**REQUIREMENT:** Retype the whole of the data exactly.

◇ ◇ ◇

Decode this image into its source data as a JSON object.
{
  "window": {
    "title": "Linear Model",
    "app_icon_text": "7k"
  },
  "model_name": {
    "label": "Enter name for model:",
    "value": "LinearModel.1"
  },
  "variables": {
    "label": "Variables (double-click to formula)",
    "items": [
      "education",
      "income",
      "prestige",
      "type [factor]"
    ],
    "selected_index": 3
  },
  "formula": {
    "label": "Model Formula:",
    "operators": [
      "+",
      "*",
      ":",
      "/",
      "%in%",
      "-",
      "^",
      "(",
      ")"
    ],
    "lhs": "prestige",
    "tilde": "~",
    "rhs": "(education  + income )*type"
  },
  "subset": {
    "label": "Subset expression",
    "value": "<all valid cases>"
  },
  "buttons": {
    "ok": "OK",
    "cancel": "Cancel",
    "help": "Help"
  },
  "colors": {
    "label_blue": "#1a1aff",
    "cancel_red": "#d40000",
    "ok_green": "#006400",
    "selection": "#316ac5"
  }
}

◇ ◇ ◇

**TASK RESULT:**
Decode this image into its source data as a JSON object.
{
  "window": {
    "title": "Linear Model",
    "app_icon_text": "7k"
  },
  "model_name": {
    "label": "Enter name for model:",
    "value": "LinearModel.1"
  },
  "variables": {
    "label": "Variables (double-click to formula)",
    "items": [
      "education",
      "income",
      "prestige",
      "type [factor]"
    ],
    "selected_index": 3
  },
  "formula": {
    "label": "Model Formula:",
    "operators": [
      "+",
      "*",
      ":",
      "/",
      "%in%",
      "-",
      "^",
      "(",
      ")"
    ],
    "lhs": "prestige",
    "tilde": "~",
    "rhs": "(education  + income )*type"
  },
  "subset": {
    "label": "Subset expression",
    "value": "<all valid cases>"
  },
  "buttons": {
    "ok": "OK",
    "cancel": "Cancel",
    "help": "Help"
  },
  "colors": {
    "label_blue": "#1a1aff",
    "cancel_red": "#d40000",
    "ok_green": "#006400",
    "selection": "#316ac5"
  }
}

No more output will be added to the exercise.